  1. Combine in a food processor with the raisins, cinnamon, and salt. Process the mixture until a coarse dough is made. I stop whirring the dough when it begins to form a ball. You can process it more if you want a finer bread, but don’t puree it.
  2. Grease your hands well and on a parchment-lined tray, shape the dough into a loaf shape – around 5″ x 9″ and 1 1/4″ to 1 1/2″ tall. If you make it thicker than this, it might be sticky in the middle.
  3. Bake at 250 F. for 1½ hours, then turn the bread over to bake on the opposite side, baking for another 1½ hours. Let the bread cool before slicing.

Because of the lack of preservatives, this bread is best wrapped and stored in the fridge.

First Easy Step To Better Health

People ask me, “How can I take a first step to better health?” Today’s recipe is an answer. It’s all about a one dish meal made of High Nutrient Dense Whole Foods. And it tastes amazing. Not only does it taste great, it makes at least 2 meals for 2 people. I love that.

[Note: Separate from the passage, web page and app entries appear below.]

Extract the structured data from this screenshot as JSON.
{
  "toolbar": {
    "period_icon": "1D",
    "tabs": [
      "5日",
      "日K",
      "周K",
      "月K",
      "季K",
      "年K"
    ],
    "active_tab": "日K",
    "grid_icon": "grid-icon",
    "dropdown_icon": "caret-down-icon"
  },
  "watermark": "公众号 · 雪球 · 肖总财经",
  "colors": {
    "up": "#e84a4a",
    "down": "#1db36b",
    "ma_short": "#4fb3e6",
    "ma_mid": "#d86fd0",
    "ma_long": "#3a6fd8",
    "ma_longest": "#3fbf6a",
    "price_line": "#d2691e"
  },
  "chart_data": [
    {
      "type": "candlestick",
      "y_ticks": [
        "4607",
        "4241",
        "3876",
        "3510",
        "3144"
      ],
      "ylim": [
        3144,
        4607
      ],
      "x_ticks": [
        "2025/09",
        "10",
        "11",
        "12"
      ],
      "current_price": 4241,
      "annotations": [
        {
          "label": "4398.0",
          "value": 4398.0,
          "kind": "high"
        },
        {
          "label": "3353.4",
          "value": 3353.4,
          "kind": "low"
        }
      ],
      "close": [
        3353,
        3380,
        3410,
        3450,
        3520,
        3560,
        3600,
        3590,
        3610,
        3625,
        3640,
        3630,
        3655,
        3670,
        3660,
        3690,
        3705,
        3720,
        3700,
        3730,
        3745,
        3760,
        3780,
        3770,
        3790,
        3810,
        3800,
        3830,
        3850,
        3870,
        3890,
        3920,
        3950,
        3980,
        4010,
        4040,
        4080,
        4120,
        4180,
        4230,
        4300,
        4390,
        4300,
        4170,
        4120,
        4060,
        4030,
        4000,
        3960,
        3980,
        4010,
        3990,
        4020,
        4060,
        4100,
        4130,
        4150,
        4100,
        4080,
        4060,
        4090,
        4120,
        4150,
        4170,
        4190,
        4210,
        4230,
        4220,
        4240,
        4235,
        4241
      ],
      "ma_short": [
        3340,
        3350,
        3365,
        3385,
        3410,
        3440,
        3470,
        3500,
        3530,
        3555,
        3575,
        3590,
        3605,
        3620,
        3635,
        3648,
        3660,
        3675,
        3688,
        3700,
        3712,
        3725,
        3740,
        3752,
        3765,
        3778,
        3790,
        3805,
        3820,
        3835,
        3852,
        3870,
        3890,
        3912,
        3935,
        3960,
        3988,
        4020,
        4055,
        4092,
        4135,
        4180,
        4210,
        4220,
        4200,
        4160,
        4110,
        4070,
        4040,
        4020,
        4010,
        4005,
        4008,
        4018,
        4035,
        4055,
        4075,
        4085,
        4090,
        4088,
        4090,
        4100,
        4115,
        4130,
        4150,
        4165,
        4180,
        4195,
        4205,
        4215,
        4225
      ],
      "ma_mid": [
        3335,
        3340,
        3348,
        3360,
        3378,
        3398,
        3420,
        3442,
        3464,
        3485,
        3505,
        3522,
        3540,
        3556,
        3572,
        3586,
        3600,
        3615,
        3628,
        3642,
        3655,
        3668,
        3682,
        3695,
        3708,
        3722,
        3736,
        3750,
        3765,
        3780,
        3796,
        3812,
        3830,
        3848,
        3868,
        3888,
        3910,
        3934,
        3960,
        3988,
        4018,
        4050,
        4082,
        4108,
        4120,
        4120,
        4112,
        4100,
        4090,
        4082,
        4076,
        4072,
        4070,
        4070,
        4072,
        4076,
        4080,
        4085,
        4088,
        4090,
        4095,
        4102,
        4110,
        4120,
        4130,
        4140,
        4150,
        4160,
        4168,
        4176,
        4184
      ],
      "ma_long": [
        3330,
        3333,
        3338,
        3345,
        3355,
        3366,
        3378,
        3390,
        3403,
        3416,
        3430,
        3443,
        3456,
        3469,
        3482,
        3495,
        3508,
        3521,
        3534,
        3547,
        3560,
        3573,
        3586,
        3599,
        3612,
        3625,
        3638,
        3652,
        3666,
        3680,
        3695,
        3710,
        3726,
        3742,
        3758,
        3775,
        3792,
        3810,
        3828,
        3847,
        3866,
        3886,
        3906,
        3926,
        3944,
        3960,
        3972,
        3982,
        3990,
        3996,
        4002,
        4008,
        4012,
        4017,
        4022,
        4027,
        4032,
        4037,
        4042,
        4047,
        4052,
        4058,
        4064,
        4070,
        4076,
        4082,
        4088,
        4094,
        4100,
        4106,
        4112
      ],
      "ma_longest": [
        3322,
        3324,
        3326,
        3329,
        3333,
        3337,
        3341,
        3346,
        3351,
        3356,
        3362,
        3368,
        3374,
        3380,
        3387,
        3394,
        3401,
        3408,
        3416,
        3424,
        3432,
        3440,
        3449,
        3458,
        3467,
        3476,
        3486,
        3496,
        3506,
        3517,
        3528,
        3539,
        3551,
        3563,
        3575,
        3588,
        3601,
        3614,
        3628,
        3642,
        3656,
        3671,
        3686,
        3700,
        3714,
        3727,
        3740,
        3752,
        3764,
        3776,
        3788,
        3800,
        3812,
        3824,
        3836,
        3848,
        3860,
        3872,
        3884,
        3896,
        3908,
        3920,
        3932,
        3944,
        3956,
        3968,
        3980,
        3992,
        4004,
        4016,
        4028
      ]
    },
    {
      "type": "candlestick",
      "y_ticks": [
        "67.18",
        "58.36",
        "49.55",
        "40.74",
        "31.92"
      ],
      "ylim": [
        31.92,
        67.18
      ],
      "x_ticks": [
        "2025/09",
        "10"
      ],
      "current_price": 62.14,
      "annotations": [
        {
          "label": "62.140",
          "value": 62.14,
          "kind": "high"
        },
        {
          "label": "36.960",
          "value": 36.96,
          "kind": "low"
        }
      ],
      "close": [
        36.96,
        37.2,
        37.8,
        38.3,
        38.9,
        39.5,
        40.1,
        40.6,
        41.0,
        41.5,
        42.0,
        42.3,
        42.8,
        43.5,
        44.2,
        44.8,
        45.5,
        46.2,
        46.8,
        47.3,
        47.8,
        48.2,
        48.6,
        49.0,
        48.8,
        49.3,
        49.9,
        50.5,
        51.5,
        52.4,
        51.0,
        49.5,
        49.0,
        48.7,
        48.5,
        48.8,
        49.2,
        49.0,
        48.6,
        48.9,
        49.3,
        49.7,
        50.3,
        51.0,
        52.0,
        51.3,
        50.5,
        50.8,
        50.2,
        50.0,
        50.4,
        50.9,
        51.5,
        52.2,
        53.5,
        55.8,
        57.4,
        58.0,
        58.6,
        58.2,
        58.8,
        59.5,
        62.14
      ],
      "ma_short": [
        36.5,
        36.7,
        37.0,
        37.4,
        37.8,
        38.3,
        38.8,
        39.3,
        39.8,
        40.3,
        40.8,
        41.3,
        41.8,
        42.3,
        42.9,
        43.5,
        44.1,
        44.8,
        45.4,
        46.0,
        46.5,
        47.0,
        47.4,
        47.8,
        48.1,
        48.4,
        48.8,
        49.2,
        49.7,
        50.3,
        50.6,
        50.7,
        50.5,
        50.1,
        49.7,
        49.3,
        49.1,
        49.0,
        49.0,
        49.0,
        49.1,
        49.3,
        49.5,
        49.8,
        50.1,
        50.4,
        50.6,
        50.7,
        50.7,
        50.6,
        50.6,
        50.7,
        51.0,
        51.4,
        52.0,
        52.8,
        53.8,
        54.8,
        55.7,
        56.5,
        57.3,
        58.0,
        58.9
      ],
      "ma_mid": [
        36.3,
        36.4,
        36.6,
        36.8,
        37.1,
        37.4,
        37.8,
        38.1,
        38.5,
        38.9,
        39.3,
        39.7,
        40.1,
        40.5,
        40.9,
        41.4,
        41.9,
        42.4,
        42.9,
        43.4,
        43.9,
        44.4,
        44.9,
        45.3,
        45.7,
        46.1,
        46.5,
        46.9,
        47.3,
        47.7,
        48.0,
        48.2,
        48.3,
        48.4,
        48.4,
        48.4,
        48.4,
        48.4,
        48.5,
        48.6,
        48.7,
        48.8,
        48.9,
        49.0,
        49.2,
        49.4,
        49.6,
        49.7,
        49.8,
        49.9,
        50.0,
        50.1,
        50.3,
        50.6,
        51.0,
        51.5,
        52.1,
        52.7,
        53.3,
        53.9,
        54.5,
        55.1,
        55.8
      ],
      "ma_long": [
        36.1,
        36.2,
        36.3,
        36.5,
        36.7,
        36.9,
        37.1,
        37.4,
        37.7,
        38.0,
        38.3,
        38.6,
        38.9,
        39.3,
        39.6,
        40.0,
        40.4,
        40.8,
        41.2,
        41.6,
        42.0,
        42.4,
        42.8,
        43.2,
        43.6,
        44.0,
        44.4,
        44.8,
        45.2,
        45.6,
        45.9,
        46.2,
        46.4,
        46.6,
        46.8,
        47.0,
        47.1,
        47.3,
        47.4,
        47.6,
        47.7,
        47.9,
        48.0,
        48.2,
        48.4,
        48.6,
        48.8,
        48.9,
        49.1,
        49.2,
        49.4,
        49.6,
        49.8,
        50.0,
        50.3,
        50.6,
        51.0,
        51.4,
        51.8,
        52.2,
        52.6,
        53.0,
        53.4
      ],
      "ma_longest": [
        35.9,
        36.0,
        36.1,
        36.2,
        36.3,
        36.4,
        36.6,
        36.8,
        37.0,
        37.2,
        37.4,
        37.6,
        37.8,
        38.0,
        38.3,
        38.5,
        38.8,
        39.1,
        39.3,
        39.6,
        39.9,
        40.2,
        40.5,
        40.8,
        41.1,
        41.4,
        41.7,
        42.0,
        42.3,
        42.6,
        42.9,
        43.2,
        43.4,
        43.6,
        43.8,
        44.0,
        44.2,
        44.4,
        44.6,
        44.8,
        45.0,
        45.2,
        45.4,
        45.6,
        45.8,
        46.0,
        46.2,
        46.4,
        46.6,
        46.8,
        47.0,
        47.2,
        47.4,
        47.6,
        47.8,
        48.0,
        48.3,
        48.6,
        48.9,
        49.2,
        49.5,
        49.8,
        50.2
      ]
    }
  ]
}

High Nutrient Dense Foods give the body what it needs to regenerate health and help flush out toxins. This dish fits the bill.

Our video explains some of the benefits of this meal and also how we can make lasting changes in our diet and lifestyle for better health without using will-power or control:

Enjoy this recipe. And, what we do to change it up the second day so it’s a new taste is add another ingredient. With this soup we added a hot sauce made by a farmer friend who grows hot peppers. Other times we’ll add frozen corn or peas. Or maybe throw in some cumin seeds. Something this simple can transform it into a whole new dish. And I spend less than a minute to make it happen. How’s that for healthy “fast food”?

High Nutrient Dense One Dish Meal

To Your Amazing Health,

Lentil and Veggies One Dish Meal

1 cup red lentils
1 onion, diced
2 inch piece of ginger, minced
2 garlic cloves, diced
1 tablespoon avocado oil
1 whole cauliflower
1 bunch broccolini, cut in 2 inch pieces, discard tough parts of stem
1 large beet, cubed
1 parsnip, cut in half moons
1/2 small cabbage, cut in 1 inch pieces
3 inch piece of Daikon radish, cut in triangles
2 stalks celery, cut in diagonal pieces
1 Jalapeño pepper, seeded and diced
1 bunch green onions, cut in diagonal slices (save for garnish)
1/2 teaspoon turmeric
1 teaspoon marjoram or oregano
Sea salt and ground black pepper to taste
6 cups purified water

In a large pan add oil, onion, garlic, ginger, celery and sauté until beginning to soften.
Now add cauliflower, carrots, beet, Daikon, cabbage and purified water. Bring to a boil.
Add lentils, Jalapeño, turmeric, marjoram and black pepper. Cover pot and turn heat to “Simmer” for 20 minutes.
When veggies are soft, break cauliflower into pieces, add the sea salt and adjust black pepper if needed.
Serve with green onion garnish.